- Brief -
Please show all lines of the records that include "offset".

[Opening Data section section]

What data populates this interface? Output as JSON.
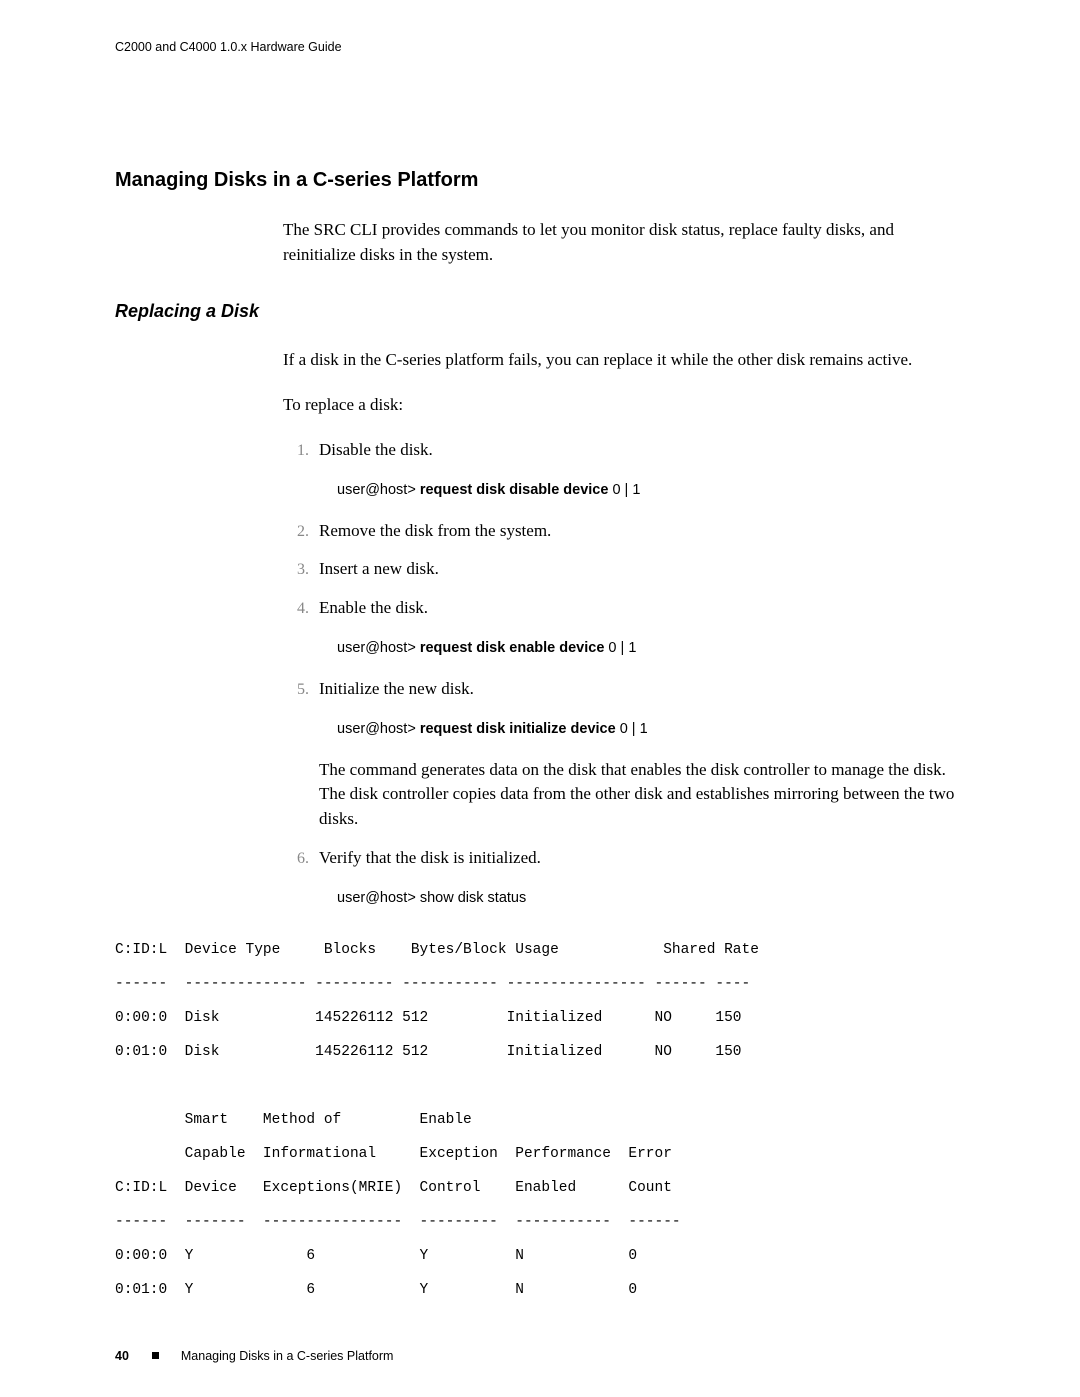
{
  "running_head": "C2000 and C4000 1.0.x Hardware Guide",
  "section_h1": "Managing Disks in a C-series Platform",
  "intro": "The SRC CLI provides commands to let you monitor disk status, replace faulty disks, and reinitialize disks in the system.",
  "subsection_h2": "Replacing a Disk",
  "sub_para1": "If a disk in the C-series platform fails, you can replace it while the other disk remains active.",
  "sub_para2": "To replace a disk:",
  "steps": {
    "s1": {
      "text": "Disable the disk.",
      "cmd_prefix": "user@host> ",
      "cmd_bold": "request disk disable device",
      "cmd_suffix": " 0 | 1"
    },
    "s2": {
      "text": "Remove the disk from the system."
    },
    "s3": {
      "text": "Insert a new disk."
    },
    "s4": {
      "text": "Enable the disk.",
      "cmd_prefix": "user@host> ",
      "cmd_bold": "request disk enable device",
      "cmd_suffix": " 0 | 1"
    },
    "s5": {
      "text": "Initialize the new disk.",
      "cmd_prefix": "user@host> ",
      "cmd_bold": "request disk initialize device",
      "cmd_suffix": " 0 | 1",
      "note": "The command generates data on the disk that enables the disk controller to manage the disk. The disk controller copies data from the other disk and establishes mirroring between the two disks."
    },
    "s6": {
      "text": "Verify that the disk is initialized.",
      "cmd_prefix": "user@host> ",
      "cmd_plain": "show disk status"
    }
  },
  "terminal": "C:ID:L  Device Type     Blocks    Bytes/Block Usage            Shared Rate\n------  -------------- --------- ----------- ---------------- ------ ----\n0:00:0  Disk           145226112 512         Initialized      NO     150\n0:01:0  Disk           145226112 512         Initialized      NO     150\n\n        Smart    Method of         Enable\n        Capable  Informational     Exception  Performance  Error\nC:ID:L  Device   Exceptions(MRIE)  Control    Enabled      Count\n------  -------  ----------------  ---------  -----------  ------\n0:00:0  Y             6            Y          N            0\n0:01:0  Y             6            Y          N            0",
  "footer": {
    "page_number": "40",
    "title": "Managing Disks in a C-series Platform"
  }
}
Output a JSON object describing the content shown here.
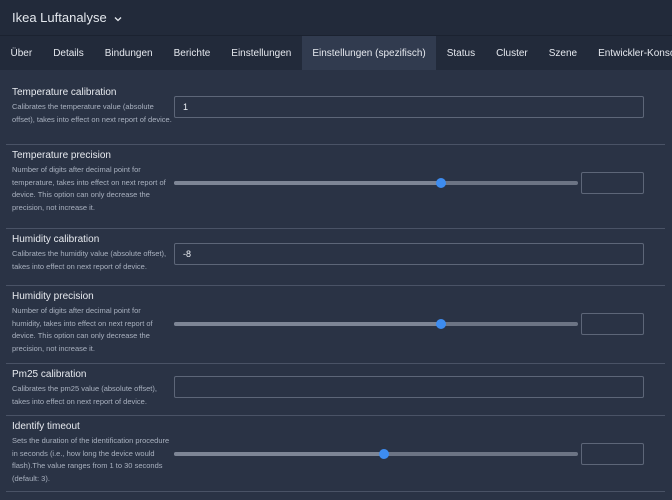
{
  "header": {
    "device_name": "Ikea Luftanalyse"
  },
  "tabs": [
    {
      "label": "Über"
    },
    {
      "label": "Details"
    },
    {
      "label": "Bindungen"
    },
    {
      "label": "Berichte"
    },
    {
      "label": "Einstellungen"
    },
    {
      "label": "Einstellungen (spezifisch)",
      "active": true
    },
    {
      "label": "Status"
    },
    {
      "label": "Cluster"
    },
    {
      "label": "Szene"
    },
    {
      "label": "Entwickler-Konsole"
    }
  ],
  "settings": [
    {
      "label": "Temperature calibration",
      "description": "Calibrates the temperature value (absolute offset), takes into effect on next report of device.",
      "type": "text",
      "value": "1"
    },
    {
      "label": "Temperature precision",
      "description": "Number of digits after decimal point for temperature, takes into effect on next report of device. This option can only decrease the precision, not increase it.",
      "type": "slider",
      "level_fraction": 0.66,
      "value": ""
    },
    {
      "label": "Humidity calibration",
      "description": "Calibrates the humidity value (absolute offset), takes into effect on next report of device.",
      "type": "text",
      "value": "-8"
    },
    {
      "label": "Humidity precision",
      "description": "Number of digits after decimal point for humidity, takes into effect on next report of device. This option can only decrease the precision, not increase it.",
      "type": "slider",
      "level_fraction": 0.66,
      "value": ""
    },
    {
      "label": "Pm25 calibration",
      "description": "Calibrates the pm25 value (absolute offset), takes into effect on next report of device.",
      "type": "text",
      "value": ""
    },
    {
      "label": "Identify timeout",
      "description": "Sets the duration of the identification procedure in seconds (i.e., how long the device would flash).The value ranges from 1 to 30 seconds (default: 3).",
      "type": "slider",
      "level_fraction": 0.52,
      "value": ""
    }
  ],
  "colors": {
    "accent": "#3d8cf0",
    "background": "#2a3345",
    "bar": "#222a3a"
  }
}
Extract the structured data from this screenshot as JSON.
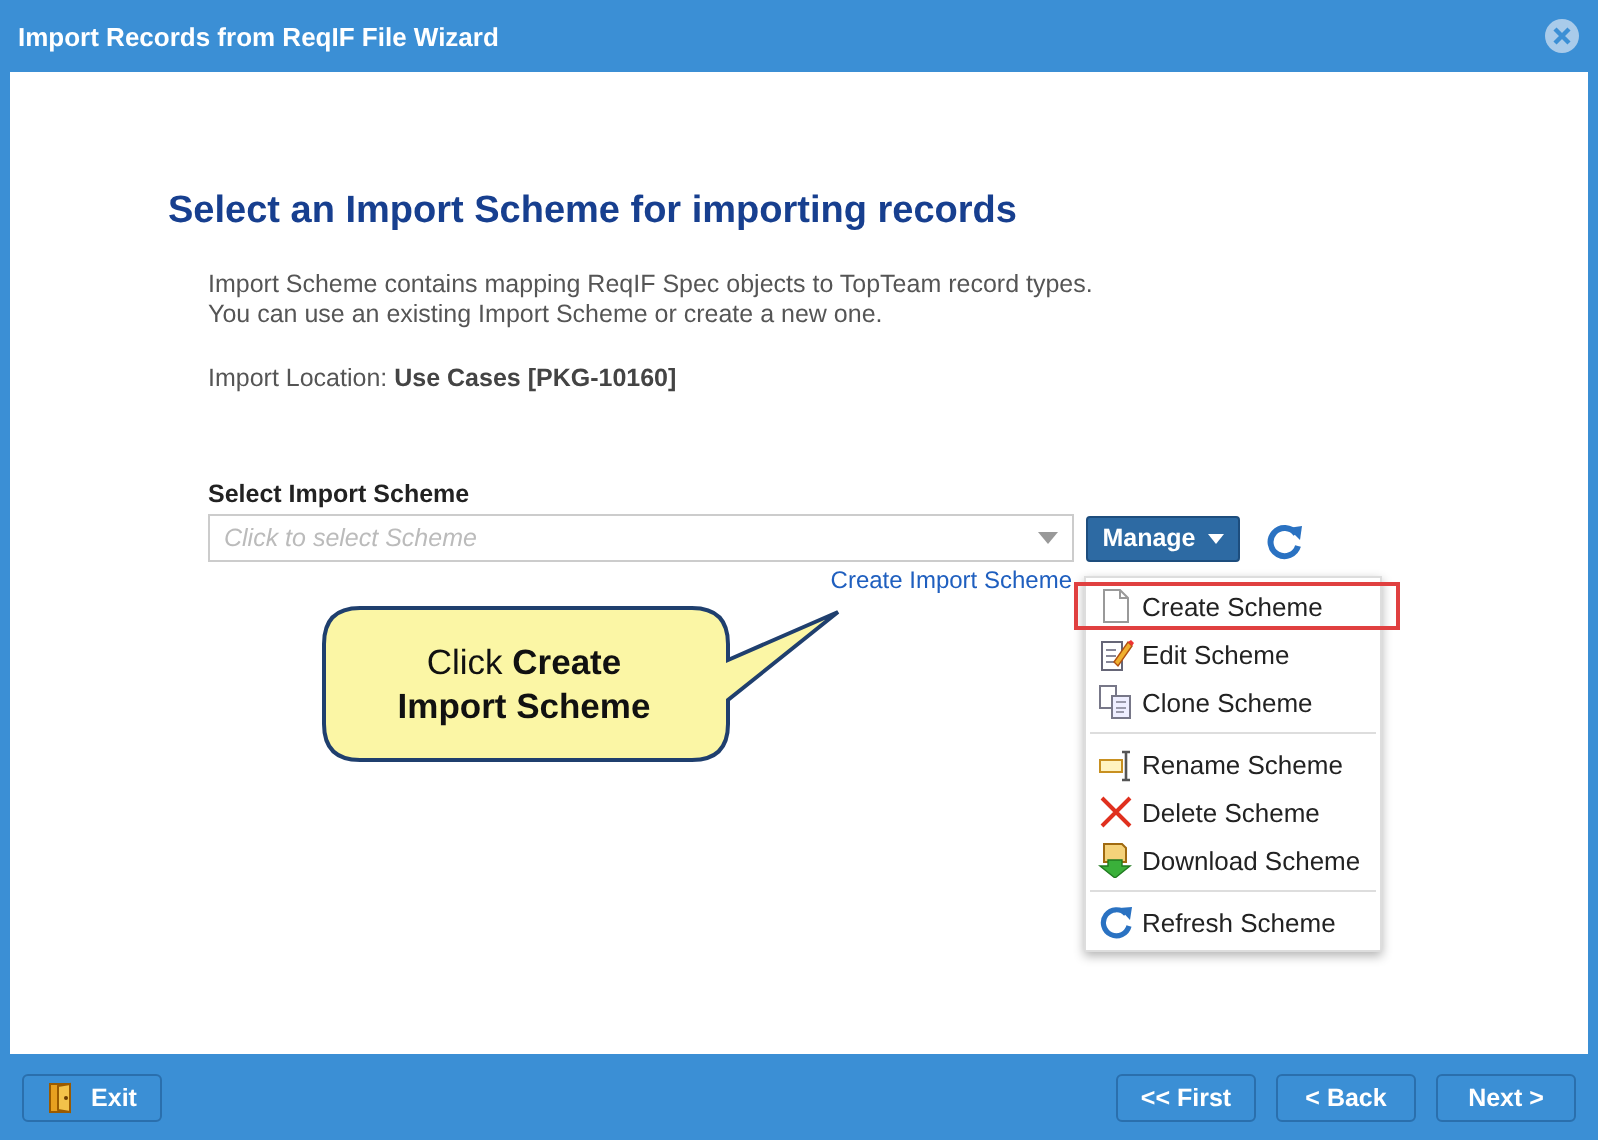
{
  "window": {
    "title": "Import Records from ReqIF File Wizard"
  },
  "heading": "Select an Import Scheme for importing records",
  "description": [
    "Import Scheme contains mapping ReqIF Spec objects to TopTeam record types.",
    "You can use an existing Import Scheme or create a new one."
  ],
  "import_location": {
    "label": "Import Location:",
    "value": "Use Cases [PKG-10160]"
  },
  "scheme_field": {
    "label": "Select Import Scheme",
    "placeholder": "Click to select Scheme"
  },
  "manage_button": "Manage",
  "create_link": "Create Import Scheme",
  "callout": "Click **Create Import Scheme**",
  "menu": {
    "groups": [
      [
        {
          "kind": "create",
          "label": "Create Scheme",
          "highlighted": true
        },
        {
          "kind": "edit",
          "label": "Edit Scheme",
          "highlighted": false
        },
        {
          "kind": "clone",
          "label": "Clone Scheme",
          "highlighted": false
        }
      ],
      [
        {
          "kind": "rename",
          "label": "Rename Scheme",
          "highlighted": false
        },
        {
          "kind": "delete",
          "label": "Delete Scheme",
          "highlighted": false
        },
        {
          "kind": "download",
          "label": "Download Scheme",
          "highlighted": false
        }
      ],
      [
        {
          "kind": "refresh",
          "label": "Refresh Scheme",
          "highlighted": false
        }
      ]
    ]
  },
  "footer": {
    "left": [
      {
        "kind": "exit",
        "label": "Exit"
      }
    ],
    "right": [
      {
        "label": "<< First"
      },
      {
        "label": "< Back"
      },
      {
        "label": "Next >"
      }
    ]
  }
}
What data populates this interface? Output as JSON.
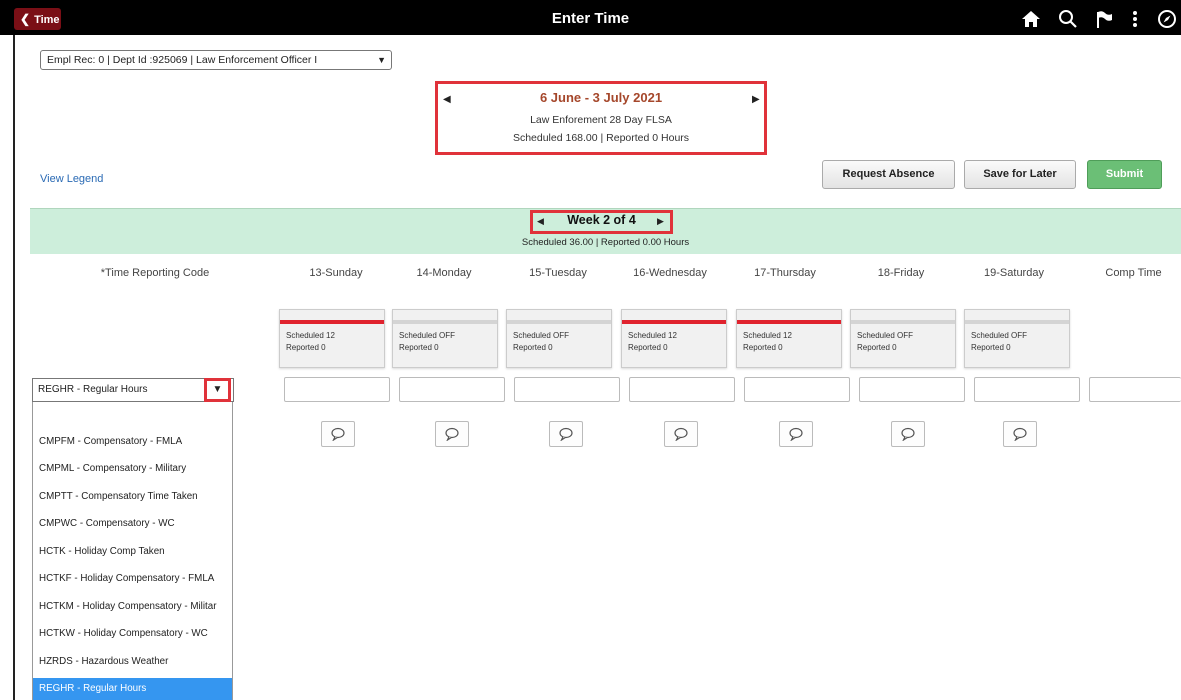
{
  "header": {
    "back_label": "Time",
    "title": "Enter Time",
    "icons": [
      "home-icon",
      "search-icon",
      "flag-icon",
      "more-vertical-icon",
      "compass-icon"
    ]
  },
  "employment": {
    "selected": "Empl Rec: 0 | Dept Id :925069 | Law Enforcement Officer I"
  },
  "period": {
    "title": "6 June - 3 July 2021",
    "schedule_name": "Law Enforement 28 Day FLSA",
    "summary": "Scheduled  168.00 | Reported  0 Hours"
  },
  "view_legend": "View Legend",
  "actions": {
    "request_absence": "Request Absence",
    "save_for_later": "Save for Later",
    "submit": "Submit"
  },
  "week": {
    "label": "Week 2 of 4",
    "summary": "Scheduled  36.00 | Reported  0.00 Hours"
  },
  "columns": {
    "trc_header": "*Time Reporting Code",
    "days": [
      "13-Sunday",
      "14-Monday",
      "15-Tuesday",
      "16-Wednesday",
      "17-Thursday",
      "18-Friday",
      "19-Saturday"
    ],
    "comp_time": "Comp Time"
  },
  "day_cards": [
    {
      "scheduled": "Scheduled 12",
      "reported": "Reported  0",
      "bar_color": "#e0232e"
    },
    {
      "scheduled": "Scheduled OFF",
      "reported": "Reported  0",
      "bar_color": "#d4d4d4"
    },
    {
      "scheduled": "Scheduled OFF",
      "reported": "Reported  0",
      "bar_color": "#d4d4d4"
    },
    {
      "scheduled": "Scheduled 12",
      "reported": "Reported  0",
      "bar_color": "#e0232e"
    },
    {
      "scheduled": "Scheduled 12",
      "reported": "Reported  0",
      "bar_color": "#e0232e"
    },
    {
      "scheduled": "Scheduled OFF",
      "reported": "Reported  0",
      "bar_color": "#d4d4d4"
    },
    {
      "scheduled": "Scheduled OFF",
      "reported": "Reported  0",
      "bar_color": "#d4d4d4"
    }
  ],
  "trc": {
    "selected": "REGHR - Regular Hours",
    "options": [
      "",
      "CMPFM - Compensatory - FMLA",
      "CMPML - Compensatory - Military",
      "CMPTT - Compensatory Time Taken",
      "CMPWC - Compensatory - WC",
      "HCTK - Holiday Comp Taken",
      "HCTKF - Holiday Compensatory - FMLA",
      "HCTKM - Holiday Compensatory - Militar",
      "HCTKW - Holiday Compensatory - WC",
      "HZRDS - Hazardous Weather",
      "REGHR - Regular Hours"
    ]
  },
  "colors": {
    "header_bg": "#000000",
    "back_button": "#7a0f16",
    "period_title": "#a5472b",
    "highlight_box": "#e0323a",
    "week_band": "#cdeedb",
    "submit": "#6bbf76",
    "selected_option": "#3596f0",
    "link": "#2a6ab4"
  }
}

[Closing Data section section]

- Answer section -
      "description": "Calibrates the temperature value (absolute offset), takes into effect on next report of device.",
      "description": "Calibrates the humidity value (absolute offset), takes into effect on next report of device.",
      "description": "Calibrates the pm25 value (absolute offset), takes into effect on next report of device.",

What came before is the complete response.